Concern over this fact rose this week after dozens of people were injured Monday night at an amusement park in northern Michigan when The Chaos, a large spinning wheel, fell from the spindle that kept it up. Riders were trapped in cars for up to four hours, and 31 people were treated or examined at hospitals. All but two have been released.
"It seems as if the industry is testing the limits of technology and human endurance with every new ride," said Rep. Edward Markey, D-Mass., in a statement posted on his Web site. He has been pushing legislation to return jurisdiction over theme parks to the CPSC.
Gone Are the Days of Simple Loops
From 1987 to 1999, there were 49 documented fatalities in U.S. amusement parks, according to the CPSC.
In 1981, when coasters were regulated by the CPSC, they may have done loops, but none shot out of the gate using linear induction motors. The older models didn't have several inversions, they weren't over 300 feet tall, and they didn't near 93 mph. According to the CPSC, the number of injuries severe enough to send victims to the emergency room leaped from 2,400 in 1994 to 4,500 in 1998.
A total of 42 states currently adhere to regular inspections. The other states either don't have amusement parks (North Dakota and Montana) or rely on self-regulated inspections or local municipalities.

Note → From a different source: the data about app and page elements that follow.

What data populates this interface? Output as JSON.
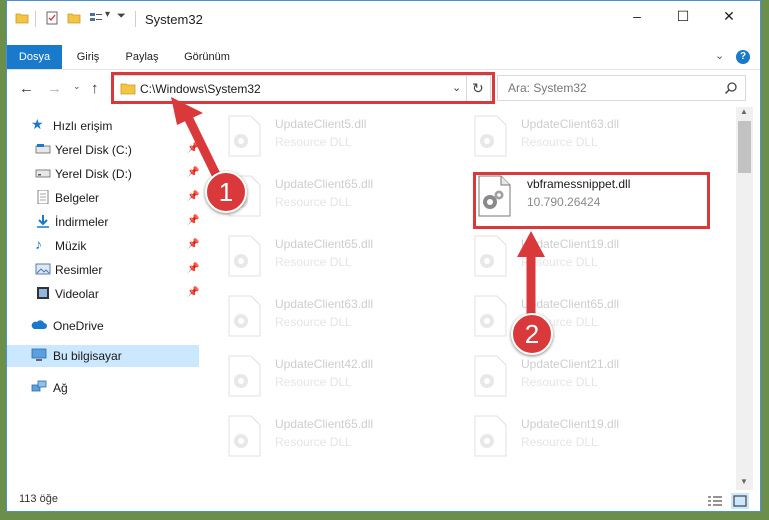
{
  "window": {
    "title": "System32",
    "accent_color": "#1979ca",
    "controls": {
      "minimize": "–",
      "maximize": "☐",
      "close": "✕"
    }
  },
  "ribbon": {
    "tabs": [
      {
        "label": "Dosya"
      },
      {
        "label": "Giriş"
      },
      {
        "label": "Paylaş"
      },
      {
        "label": "Görünüm"
      }
    ],
    "help": "?"
  },
  "navigation": {
    "address_path": "C:\\Windows\\System32",
    "search_placeholder": "Ara: System32"
  },
  "sidebar": {
    "items": [
      {
        "label": "Hızlı erişim",
        "icon": "star-icon"
      },
      {
        "label": "Yerel Disk (C:)",
        "icon": "drive-icon",
        "pinned": true
      },
      {
        "label": "Yerel Disk (D:)",
        "icon": "drive-icon",
        "pinned": true
      },
      {
        "label": "Belgeler",
        "icon": "documents-icon",
        "pinned": true
      },
      {
        "label": "İndirmeler",
        "icon": "download-icon",
        "pinned": true
      },
      {
        "label": "Müzik",
        "icon": "music-icon",
        "pinned": true
      },
      {
        "label": "Resimler",
        "icon": "pictures-icon",
        "pinned": true
      },
      {
        "label": "Videolar",
        "icon": "video-icon",
        "pinned": true
      },
      {
        "label": "OneDrive",
        "icon": "cloud-icon"
      },
      {
        "label": "Bu bilgisayar",
        "icon": "computer-icon",
        "selected": true
      },
      {
        "label": "Ağ",
        "icon": "network-icon"
      }
    ]
  },
  "files": {
    "left_column": [
      {
        "name": "UpdateClient5.dll",
        "desc": "Resource DLL"
      },
      {
        "name": "UpdateClient65.dll",
        "desc": "Resource DLL"
      },
      {
        "name": "UpdateClient65.dll",
        "desc": "Resource DLL"
      },
      {
        "name": "UpdateClient63.dll",
        "desc": "Resource DLL"
      },
      {
        "name": "UpdateClient42.dll",
        "desc": "Resource DLL"
      },
      {
        "name": "UpdateClient65.dll",
        "desc": "Resource DLL"
      }
    ],
    "right_column": [
      {
        "name": "UpdateClient63.dll",
        "desc": "Resource DLL"
      },
      {
        "name": "vbframessnippet.dll",
        "desc": "10.790.26424",
        "highlighted": true
      },
      {
        "name": "UpdateClient19.dll",
        "desc": "Resource DLL"
      },
      {
        "name": "UpdateClient65.dll",
        "desc": "Resource DLL"
      },
      {
        "name": "UpdateClient21.dll",
        "desc": "Resource DLL"
      },
      {
        "name": "UpdateClient19.dll",
        "desc": "Resource DLL"
      }
    ]
  },
  "status": {
    "item_count": "113 öğe"
  },
  "annotations": {
    "badge_1": "1",
    "badge_2": "2",
    "color": "#d9393b"
  }
}
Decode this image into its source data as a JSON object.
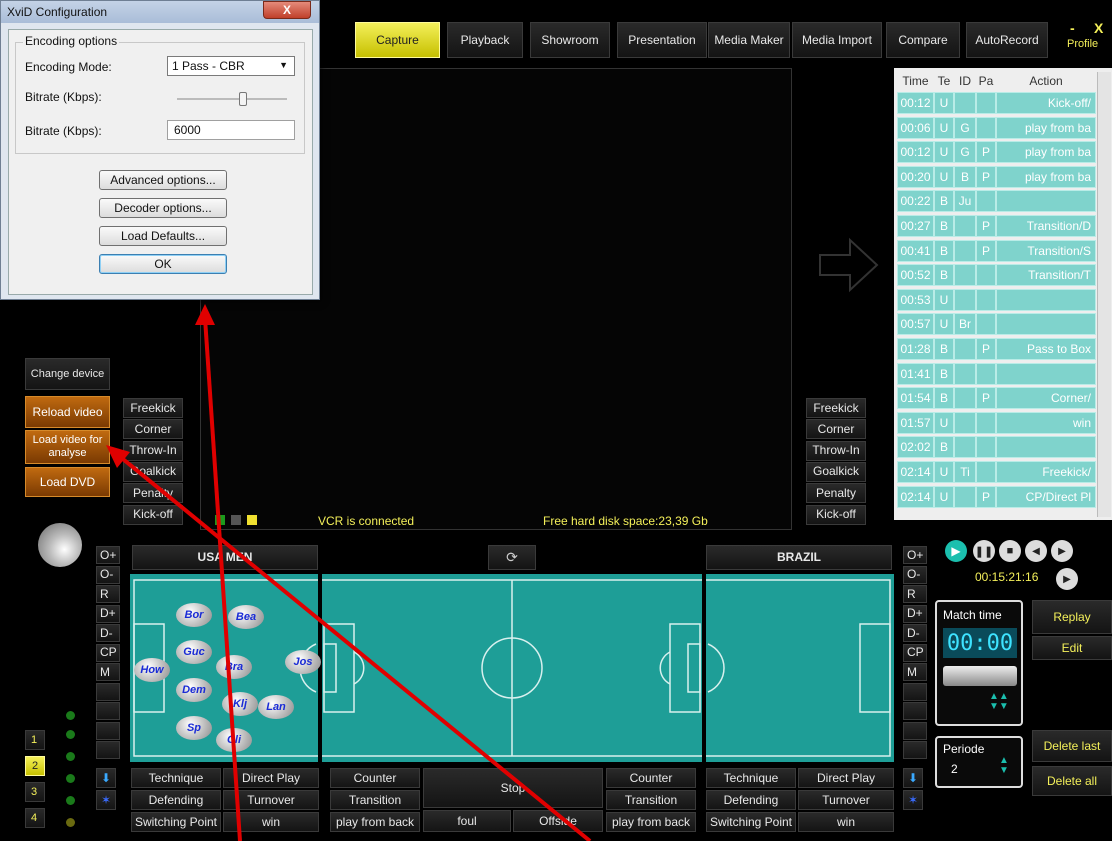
{
  "dialog": {
    "title": "XviD Configuration",
    "close": "X",
    "group": "Encoding options",
    "mode_label": "Encoding Mode:",
    "mode_value": "1 Pass - CBR",
    "bitrate_label1": "Bitrate (Kbps):",
    "bitrate_label2": "Bitrate (Kbps):",
    "bitrate_value": "6000",
    "advanced": "Advanced options...",
    "decoder": "Decoder options...",
    "defaults": "Load Defaults...",
    "ok": "OK"
  },
  "tabs": [
    "Capture",
    "Playback",
    "Showroom",
    "Presentation",
    "Media Maker",
    "Media Import",
    "Compare",
    "AutoRecord"
  ],
  "top_right": {
    "min": "-",
    "close": "X",
    "profile": "Profile"
  },
  "table": {
    "headers": [
      "Time",
      "Te",
      "ID",
      "Pa",
      "Action"
    ],
    "rows": [
      [
        "00:12",
        "U",
        "",
        "",
        "Kick-off/"
      ],
      [
        "00:06",
        "U",
        "G",
        "",
        "play from ba"
      ],
      [
        "00:12",
        "U",
        "G",
        "P",
        "play from ba"
      ],
      [
        "00:20",
        "U",
        "B",
        "P",
        "play from ba"
      ],
      [
        "00:22",
        "B",
        "Ju",
        "",
        ""
      ],
      [
        "00:27",
        "B",
        "",
        "P",
        "Transition/D"
      ],
      [
        "00:41",
        "B",
        "",
        "P",
        "Transition/S"
      ],
      [
        "00:52",
        "B",
        "",
        "",
        "Transition/T"
      ],
      [
        "00:53",
        "U",
        "",
        "",
        ""
      ],
      [
        "00:57",
        "U",
        "Br",
        "",
        ""
      ],
      [
        "01:28",
        "B",
        "",
        "P",
        "Pass to Box"
      ],
      [
        "01:41",
        "B",
        "",
        "",
        ""
      ],
      [
        "01:54",
        "B",
        "",
        "P",
        "Corner/"
      ],
      [
        "01:57",
        "U",
        "",
        "",
        "win"
      ],
      [
        "02:02",
        "B",
        "",
        "",
        ""
      ],
      [
        "02:14",
        "U",
        "Ti",
        "",
        "Freekick/"
      ],
      [
        "02:14",
        "U",
        "",
        "P",
        "CP/Direct Pl"
      ]
    ]
  },
  "left_buttons": {
    "change_device": "Change device",
    "reload_video": "Reload video",
    "load_video": "Load video for analyse",
    "load_dvd": "Load DVD"
  },
  "set_pieces_left": [
    "Freekick",
    "Corner",
    "Throw-In",
    "Goalkick",
    "Penalty",
    "Kick-off"
  ],
  "set_pieces_right": [
    "Freekick",
    "Corner",
    "Throw-In",
    "Goalkick",
    "Penalty",
    "Kick-off"
  ],
  "status": {
    "vcr": "VCR is connected",
    "disk": "Free hard disk space:23,39 Gb"
  },
  "teams": {
    "left": "USA MEN",
    "right": "BRAZIL"
  },
  "side_codes": [
    "O+",
    "O-",
    "R",
    "D+",
    "D-",
    "CP",
    "M"
  ],
  "players": [
    "Bor",
    "Bea",
    "Guc",
    "How",
    "Bra",
    "Jos",
    "Dem",
    "Klj",
    "Lan",
    "Sp",
    "Cli"
  ],
  "periods": [
    "1",
    "2",
    "3",
    "4"
  ],
  "playback": {
    "time": "00:15:21:16"
  },
  "match_time": {
    "label": "Match time",
    "value": "00:00"
  },
  "periode": {
    "label": "Periode",
    "value": "2"
  },
  "right_buttons": {
    "replay": "Replay",
    "edit": "Edit",
    "delete_last": "Delete last",
    "delete_all": "Delete all"
  },
  "bottom_left": {
    "row1": [
      "Technique",
      "Direct Play"
    ],
    "row2": [
      "Defending",
      "Turnover"
    ],
    "row3": [
      "Switching Point",
      "win"
    ]
  },
  "bottom_mid": {
    "counter_l": "Counter",
    "transition_l": "Transition",
    "playback_l": "play from back",
    "stop": "Stop",
    "foul": "foul",
    "offside": "Offside",
    "counter_r": "Counter",
    "transition_r": "Transition",
    "playback_r": "play from back"
  },
  "bottom_right": {
    "row1": [
      "Technique",
      "Direct Play"
    ],
    "row2": [
      "Defending",
      "Turnover"
    ],
    "row3": [
      "Switching Point",
      "win"
    ]
  },
  "colors": {
    "accent_yellow": "#f4f05a",
    "field": "#1e9e97",
    "table_cell": "#7fd3cc",
    "arrow": "#e00000"
  }
}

"The industry constantly performs tests and studies to see how a rider will experience a technology," said Susie Storey, spokeswoman for the International Association of Amusement Parks and Attractions. "As an industry we are already highly regulated and we see federal regulation as an added layer of bureaucracy that would not benefit anyone."
The federal oversight issue applies only to amusement and theme parks in fixed locations. The CPSC has jurisdiction over traveling carnivals, so mechanical problems at one carnival can be quickly reported to operators elsewhere.
Most Popular Attraction
Markey says the increasing number of new coasters that reach phenomenal speeds and subject riders to G-forces of up to 5 means there needs to be federal oversight.
"Some of these rides now reach speeds of 100 mile per hour and forces greater than astronauts are trained to endure on the space shuttle," Markey said.
"As these rides get higher, faster, and more technologically sophisticated, the potential for unforeseen catastrophe rises as well. We need to ensure that our capacity to protect against unreasonable risks is not outstripped by our desire to experience new thrills," he said.
In fact, coaster enthusiasts say, the G-forces of some coasters (up to about 5) are only felt for a few seconds. And part of the fun, they say, is the G-force, negative and positive.
"It's the air time — the negative gravity you feel when you are lifted off your seat and you feel the action all the way through the ride that makes for a great coaster," said Bill Linkenheimer, president of the group American Coaster Enthusiast. "I'm not at all concerned about safety."
Last year, more than 50 roller coasters opened worldwide.
"They are definitely one of the most popular attractions," said Storey.
But are they safe?
"Visiting a park is one of the safest thing we can do," Storey said. "For over 20 years safety has been the No. 1 priority with us and people keep coming because they know they are going to have a safe and happy time."
ABCNEWS' Lisa Stark contributed to this report.